- Strawberry Shortcake: Updated from a round cupcake to a cute tomboy to a long haired strawberry blond tween.
- In the first of the My Little Pony TV Specials, Megan looked like someone who could reasonably work on a ranch, with jeans, boots, a gingham shirt, vest, and a Tomboyish Ponytail. In later G1 My Little Pony works, she has frilly blue overalls, a white shirt that's slightly puffy, and her ponytails is longer and wavier and tied with a pink ribbon.
- This happens a lot with the toys based on My Little Pony: Friendship Is Magic. Tomboys Applejack and Rainbow Dash sport Tareme Eyes and come with pink frilly hair accessories. Applejack's hat is notably absent from almost all toys. Pinkie Pie's tangled mess of a mane is perfectly groomed, and several Princess Celestia toys are pink even though the box art depicts her as white.
- If the character designs are anything to go by, the upcoming Equestria Girls spinoff DVD is going this route as well.
- There was an attempt to do this with The Powerpuff Girls a while back. They did the standard Girliness Upgrade: Make the girls taller and skinner, had them wear makeup, gave them "girlier" hair. These versions were placed on things like makeup bags, and they had more emphasis on "girly" activities like shopping and makeup. It didn't seem to stick although it's hard to find anything on the internet regarding that. For reference, here's the◊ redesign.
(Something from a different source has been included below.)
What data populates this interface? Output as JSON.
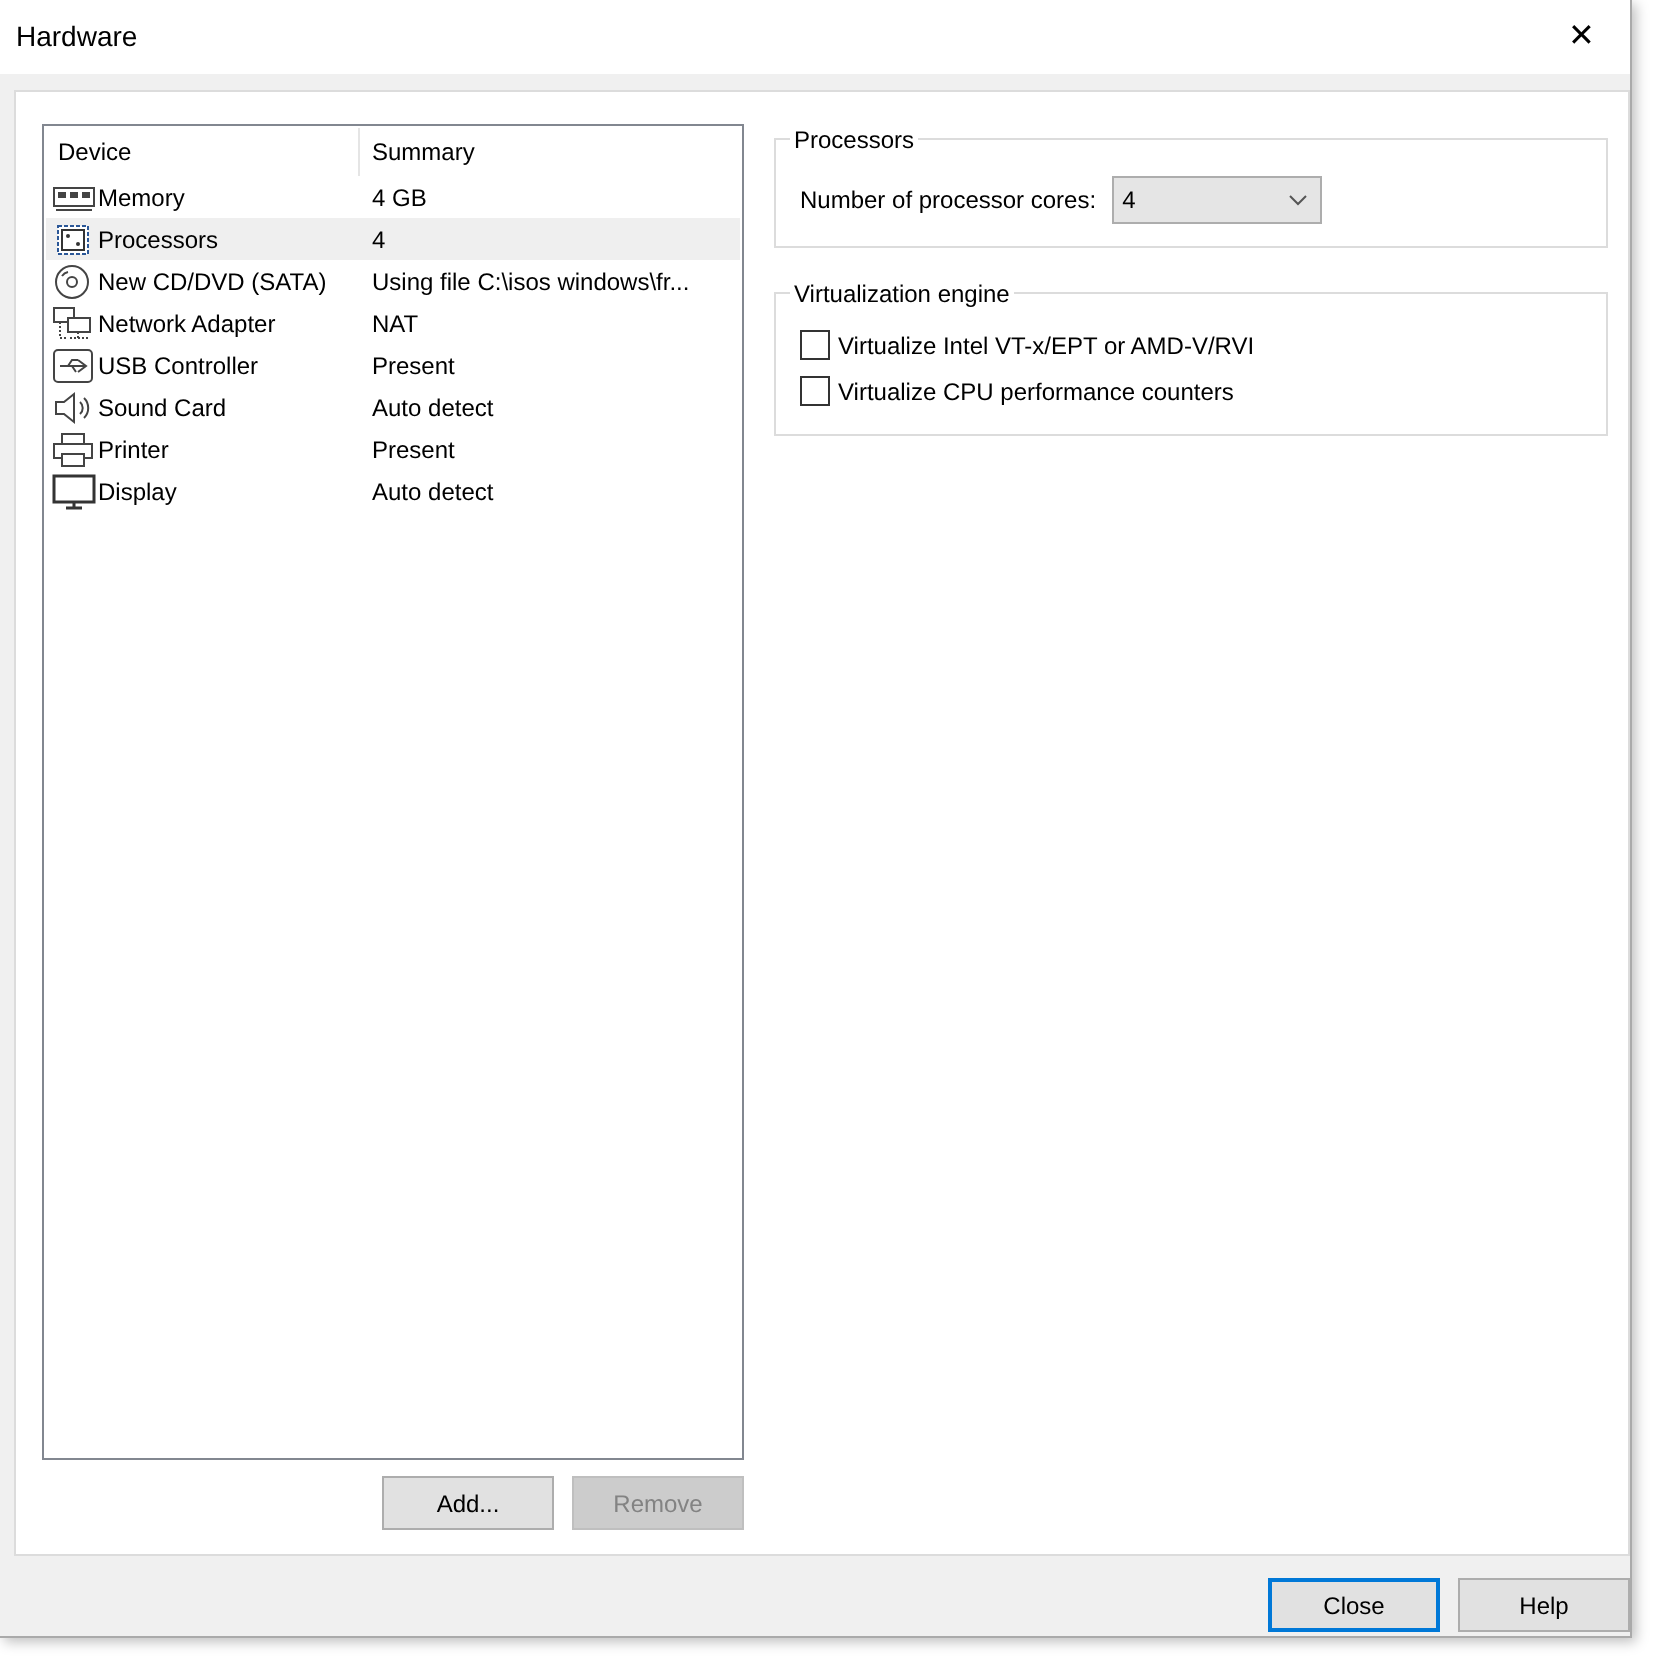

- Reportedly, Craig McCracken was not pleased with this at all, so there's little wonder it didn't stick.
- This was parodied in a timeskip episode where the girls grow up to become shopping obsessed valley girls. They end up trying to hit on the Rowdy Ruff Boys when Townsville is under attack.
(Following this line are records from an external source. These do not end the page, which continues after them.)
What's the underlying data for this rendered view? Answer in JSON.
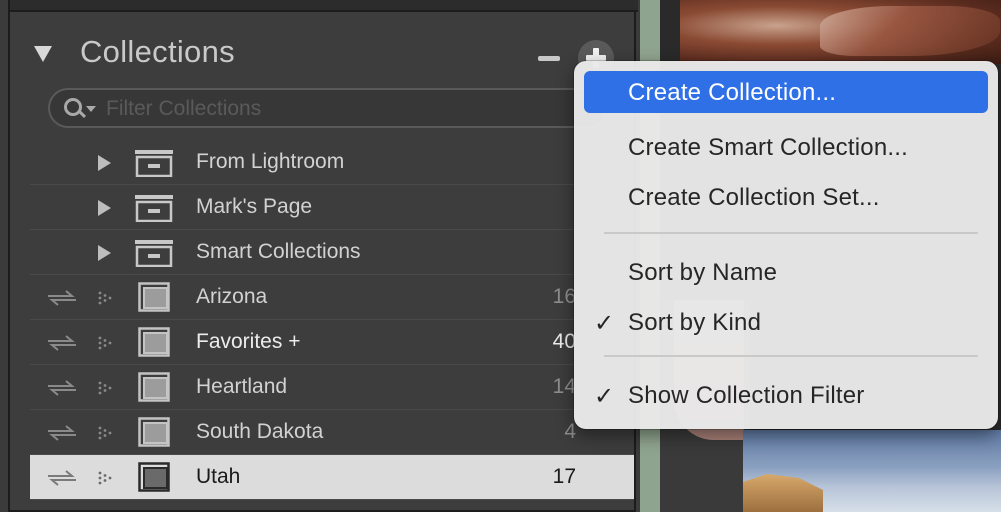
{
  "panel": {
    "title": "Collections",
    "filter_placeholder": "Filter Collections"
  },
  "collection_sets": [
    {
      "label": "From Lightroom"
    },
    {
      "label": "Mark's Page"
    },
    {
      "label": "Smart Collections"
    }
  ],
  "collections": [
    {
      "label": "Arizona",
      "count": "16"
    },
    {
      "label": "Favorites  +",
      "count": "40"
    },
    {
      "label": "Heartland",
      "count": "14"
    },
    {
      "label": "South Dakota",
      "count": "4"
    },
    {
      "label": "Utah",
      "count": "17"
    }
  ],
  "menu": {
    "items": [
      {
        "label": "Create Collection..."
      },
      {
        "label": "Create Smart Collection..."
      },
      {
        "label": "Create Collection Set..."
      },
      {
        "label": "Sort by Name"
      },
      {
        "label": "Sort by Kind",
        "check": "✓"
      },
      {
        "label": "Show Collection Filter",
        "check": "✓"
      }
    ]
  },
  "colors": {
    "menu_highlight": "#2f70e6",
    "panel_bg": "#3d3d3d",
    "selected_row": "#dcdcdc"
  }
}
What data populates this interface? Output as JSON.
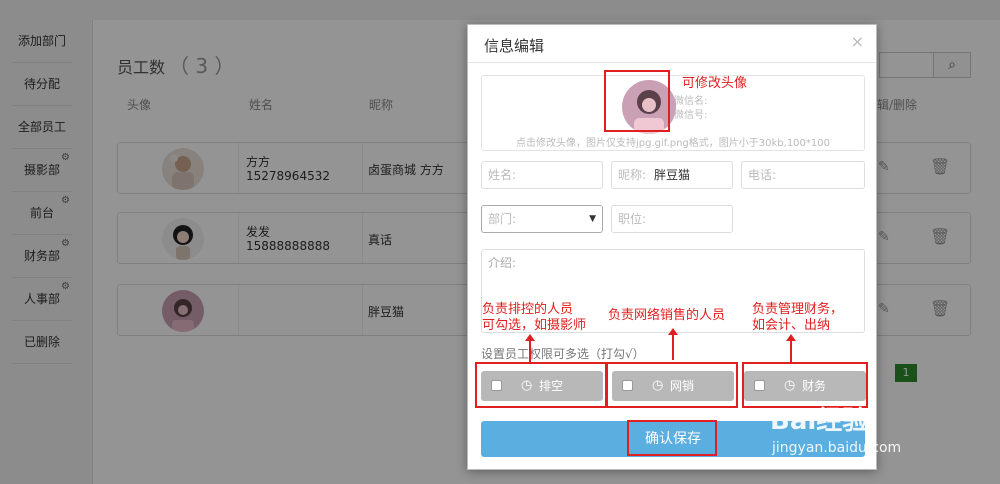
{
  "sidebar": {
    "items": [
      {
        "label": "添加部门",
        "gear": false
      },
      {
        "label": "待分配",
        "gear": false
      },
      {
        "label": "全部员工",
        "gear": false
      },
      {
        "label": "摄影部",
        "gear": true
      },
      {
        "label": "前台",
        "gear": true
      },
      {
        "label": "财务部",
        "gear": true
      },
      {
        "label": "人事部",
        "gear": true
      },
      {
        "label": "已删除",
        "gear": false
      }
    ]
  },
  "main": {
    "count_label": "员工数",
    "count_value": "（ 3 ）",
    "columns": [
      "头像",
      "姓名",
      "昵称",
      "编辑/删除"
    ],
    "rows": [
      {
        "name": "方方",
        "phone": "15278964532",
        "nickname": "卤蛋商城 方方"
      },
      {
        "name": "发发",
        "phone": "15888888888",
        "nickname": "真话"
      },
      {
        "name": "",
        "phone": "",
        "nickname": "胖豆猫"
      }
    ],
    "page": "1"
  },
  "modal": {
    "title": "信息编辑",
    "close": "×",
    "wechat_name": "微信名:",
    "wechat_id": "微信号:",
    "photo_hint": "点击修改头像，图片仅支持jpg.gif.png格式，图片小于30kb,100*100",
    "name_placeholder": "姓名:",
    "nickname_label": "昵称:",
    "nickname_value": "胖豆猫",
    "phone_placeholder": "电话:",
    "dept_label": "部门:",
    "position_placeholder": "职位:",
    "intro_placeholder": "介绍:",
    "perm_label": "设置员工权限可多选（打勾√）",
    "perms": [
      "排空",
      "网销",
      "财务"
    ],
    "save_label": "确认保存"
  },
  "annotations": {
    "avatar": "可修改头像",
    "perm1_line1": "负责排控的人员",
    "perm1_line2": "可勾选，如摄影师",
    "perm2": "负责网络销售的人员",
    "perm3_line1": "负责管理财务，",
    "perm3_line2": "如会计、出纳"
  },
  "watermark": {
    "brand": "Bai经验",
    "url": "jingyan.baidu.com"
  },
  "colors": {
    "accent": "#5aaee0",
    "annotation": "#e02020",
    "pager": "#2e8b2e"
  }
}
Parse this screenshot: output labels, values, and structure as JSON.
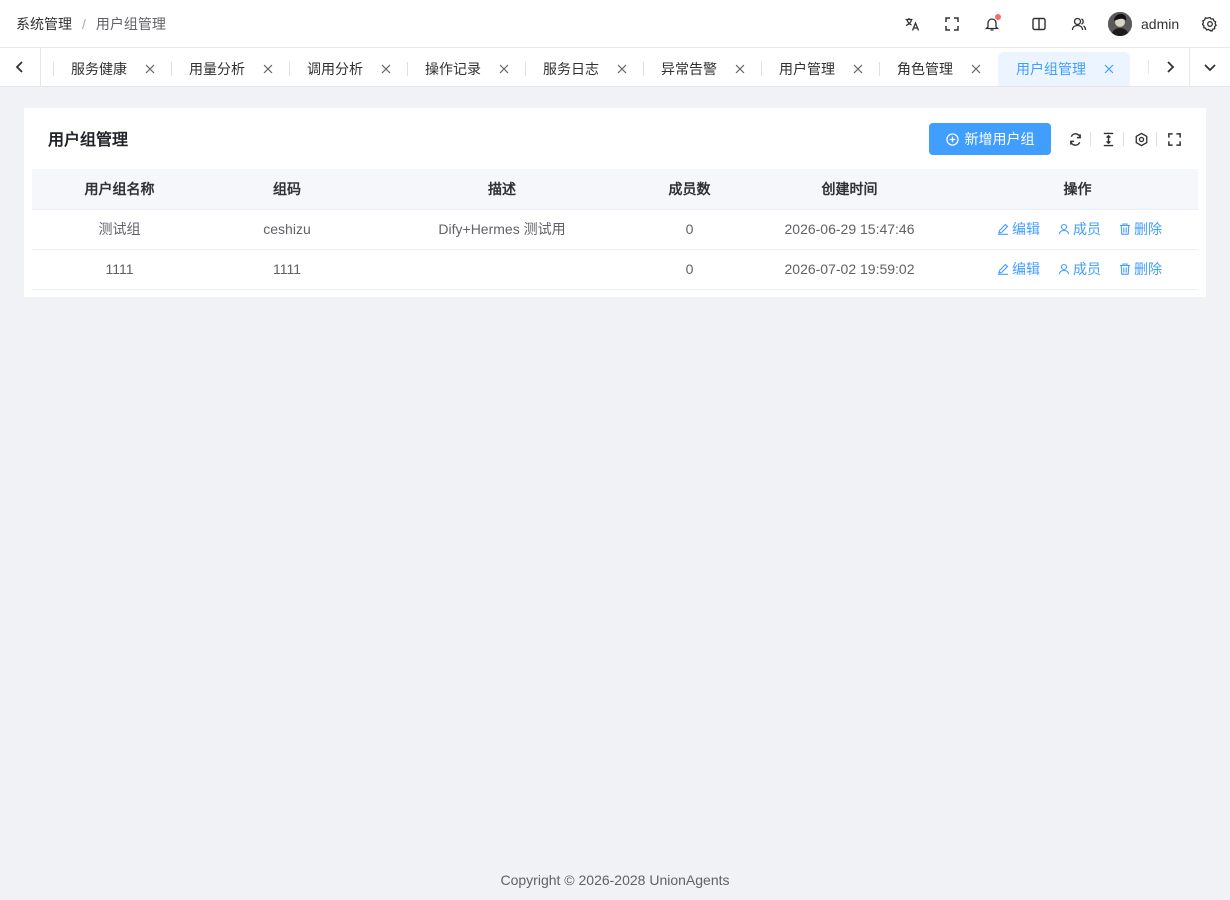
{
  "breadcrumb": {
    "parent": "系统管理",
    "separator": "/",
    "current": "用户组管理"
  },
  "header": {
    "icons": [
      "translate-icon",
      "fullscreen-icon",
      "bell-icon",
      "book-icon",
      "users-icon",
      "settings-icon"
    ],
    "notification_dot_color": "#f56c6c",
    "username": "admin"
  },
  "tabs": [
    {
      "label": "服务健康",
      "active": false
    },
    {
      "label": "用量分析",
      "active": false
    },
    {
      "label": "调用分析",
      "active": false
    },
    {
      "label": "操作记录",
      "active": false
    },
    {
      "label": "服务日志",
      "active": false
    },
    {
      "label": "异常告警",
      "active": false
    },
    {
      "label": "用户管理",
      "active": false
    },
    {
      "label": "角色管理",
      "active": false
    },
    {
      "label": "用户组管理",
      "active": true
    }
  ],
  "card": {
    "title": "用户组管理",
    "add_button": "新增用户组",
    "accent_color": "#409eff"
  },
  "table": {
    "columns": [
      "用户组名称",
      "组码",
      "描述",
      "成员数",
      "创建时间",
      "操作"
    ],
    "rows": [
      {
        "name": "测试组",
        "code": "ceshizu",
        "description": "Dify+Hermes 测试用",
        "members": "0",
        "created": "2026-06-29 15:47:46"
      },
      {
        "name": "1111",
        "code": "1111",
        "description": "",
        "members": "0",
        "created": "2026-07-02 19:59:02"
      }
    ],
    "actions": {
      "edit": "编辑",
      "members": "成员",
      "delete": "删除"
    }
  },
  "footer": "Copyright © 2026-2028 UnionAgents"
}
- Gwen from Ben 10 was this after the time skip. Her original series incarnation was a sharp-tongued 10 years old smart girl with slightly tomboyish characteristics (mainly martial art skills, short hair, and temper). Her Alien Force incarnation, while retaining the intellectual personality and remaining a competent Action Girl, has an obvious more feminine appearance, is less of a Deadpan Snarker and more calm and responsible, becoming something of a Team Mom, and has a All Girls Want Bad Boys relationship with Kevin. In some episodes she is pretty much just a Satellite Love Interest to Kevin.
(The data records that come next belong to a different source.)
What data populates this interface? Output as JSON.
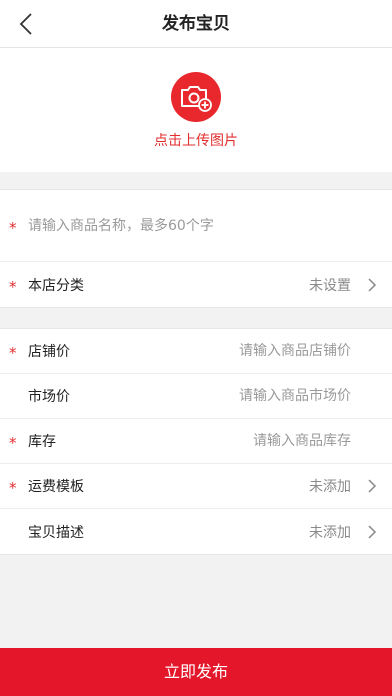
{
  "header": {
    "title": "发布宝贝"
  },
  "upload": {
    "label": "点击上传图片"
  },
  "product_name": {
    "required": "*",
    "placeholder": "请输入商品名称，最多60个字"
  },
  "category": {
    "required": "*",
    "label": "本店分类",
    "value": "未设置"
  },
  "fields": {
    "store_price": {
      "required": "*",
      "label": "店铺价",
      "placeholder": "请输入商品店铺价"
    },
    "market_price": {
      "label": "市场价",
      "placeholder": "请输入商品市场价"
    },
    "stock": {
      "required": "*",
      "label": "库存",
      "placeholder": "请输入商品库存"
    },
    "shipping": {
      "required": "*",
      "label": "运费模板",
      "value": "未添加"
    },
    "description": {
      "label": "宝贝描述",
      "value": "未添加"
    }
  },
  "footer": {
    "publish_label": "立即发布"
  },
  "colors": {
    "accent": "#e3162a",
    "required_star": "#e12e2e",
    "background": "#f2f2f2"
  },
  "icons": {
    "back": "chevron-left-icon",
    "camera": "camera-plus-icon",
    "row_arrow": "chevron-right-icon"
  }
}
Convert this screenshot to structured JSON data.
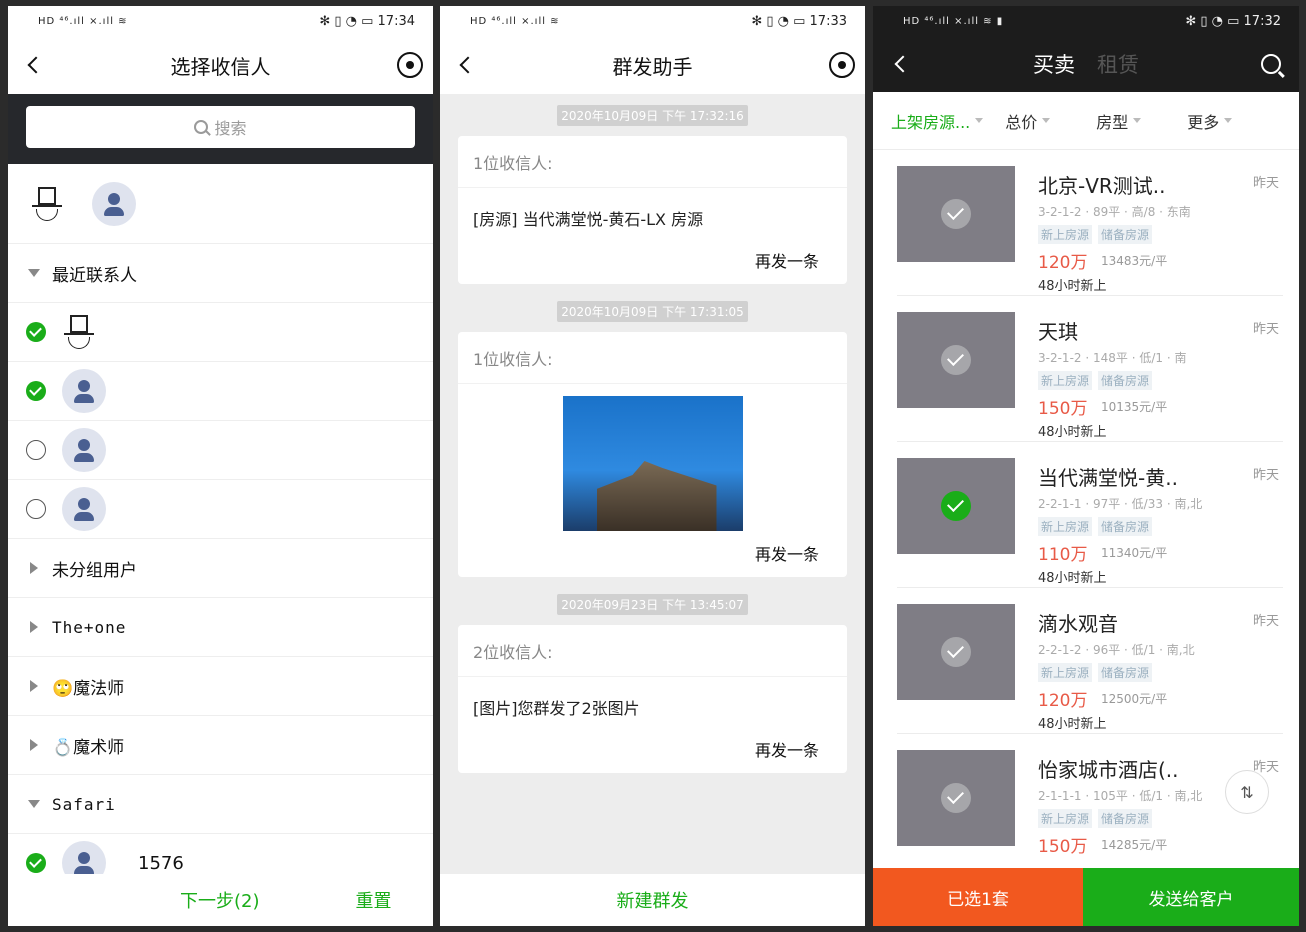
{
  "phone1": {
    "status": {
      "left": "HD ⁴⁶.ıll ×.ıll ≋",
      "right": "✻ ▯ ◔ ▭ 17:34"
    },
    "title": "选择收信人",
    "search_placeholder": "搜索",
    "groups": {
      "recent": "最近联系人",
      "ungrouped": "未分组用户",
      "theone": "The+one",
      "magician": "🙄魔法师",
      "illusionist": "💍魔术师",
      "safari": "Safari"
    },
    "contact_1576": "1576",
    "next_label": "下一步(2)",
    "reset_label": "重置"
  },
  "phone2": {
    "status": {
      "left": "HD ⁴⁶.ıll ×.ıll ≋",
      "right": "✻ ▯ ◔ ▭ 17:33"
    },
    "title": "群发助手",
    "messages": [
      {
        "time": "2020年10月09日 下午 17:32:16",
        "recipients": "1位收信人:",
        "content": "[房源] 当代满堂悦-黄石-LX 房源",
        "resend": "再发一条"
      },
      {
        "time": "2020年10月09日 下午 17:31:05",
        "recipients": "1位收信人:",
        "resend": "再发一条"
      },
      {
        "time": "2020年09月23日 下午 13:45:07",
        "recipients": "2位收信人:",
        "content": "[图片]您群发了2张图片",
        "resend": "再发一条"
      }
    ],
    "new_broadcast": "新建群发"
  },
  "phone3": {
    "status": {
      "left": "HD ⁴⁶.ıll ×.ıll ≋ ▮",
      "right": "✻ ▯ ◔ ▭ 17:32"
    },
    "tab_buy": "买卖",
    "tab_rent": "租赁",
    "filters": [
      "上架房源...",
      "总价",
      "房型",
      "更多"
    ],
    "listings": [
      {
        "title": "北京-VR测试..",
        "spec": "3-2-1-2 · 89平 · 高/8 · 东南",
        "tag1": "新上房源",
        "tag2": "储备房源",
        "price": "120万",
        "unit": "13483元/平",
        "fresh": "48小时新上",
        "when": "昨天",
        "selected": false
      },
      {
        "title": "天琪",
        "spec": "3-2-1-2 · 148平 · 低/1 · 南",
        "tag1": "新上房源",
        "tag2": "储备房源",
        "price": "150万",
        "unit": "10135元/平",
        "fresh": "48小时新上",
        "when": "昨天",
        "selected": false
      },
      {
        "title": "当代满堂悦-黄..",
        "spec": "2-2-1-1 · 97平 · 低/33 · 南,北",
        "tag1": "新上房源",
        "tag2": "储备房源",
        "price": "110万",
        "unit": "11340元/平",
        "fresh": "48小时新上",
        "when": "昨天",
        "selected": true
      },
      {
        "title": "滴水观音",
        "spec": "2-2-1-2 · 96平 · 低/1 · 南,北",
        "tag1": "新上房源",
        "tag2": "储备房源",
        "price": "120万",
        "unit": "12500元/平",
        "fresh": "48小时新上",
        "when": "昨天",
        "selected": false
      },
      {
        "title": "怡家城市酒店(..",
        "spec": "2-1-1-1 · 105平 · 低/1 · 南,北",
        "tag1": "新上房源",
        "tag2": "储备房源",
        "price": "150万",
        "unit": "14285元/平",
        "fresh": "",
        "when": "昨天",
        "selected": false
      }
    ],
    "selected_count": "已选1套",
    "send_label": "发送给客户"
  },
  "colors": {
    "accent_green": "#1aad19",
    "orange": "#f2581f",
    "price_red": "#e85a47"
  }
}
- Lola Bunny from The Looney Tunes Show. She went from being a no nonsense Action Girl that hated when people called her "doll", to an airheaded Valley Girl that only seems to exist as a Satellite Love Interest to Bugs.
- Opinions vary on whether this is for better or for worse, as her lack of wackiness was considered extremely out-of-place by some viewers of Space Jam, and she was something of a Flat Character.
- Invoked in the Mike, Lu & Og episode "For the Love of Mike". When tomboy Mike's increasingly dirty methods of trying to keep Haggis and Baggis Cuzzlewit away only make them more attracted to her, Mike decided to do the opposite and girls herself up with a pretty dress, lipstick and perfume. It works.
- Joan of Arc's image in media is often given this, portraying her as a Lady of War and often with Badass Longhair. In reality, Joan was a downright Sweet Polly Oliver who wore men's clothes for several reasons: not being seen as inferior by the troops, not having privilege over them, avoid possible rape attempts, etc.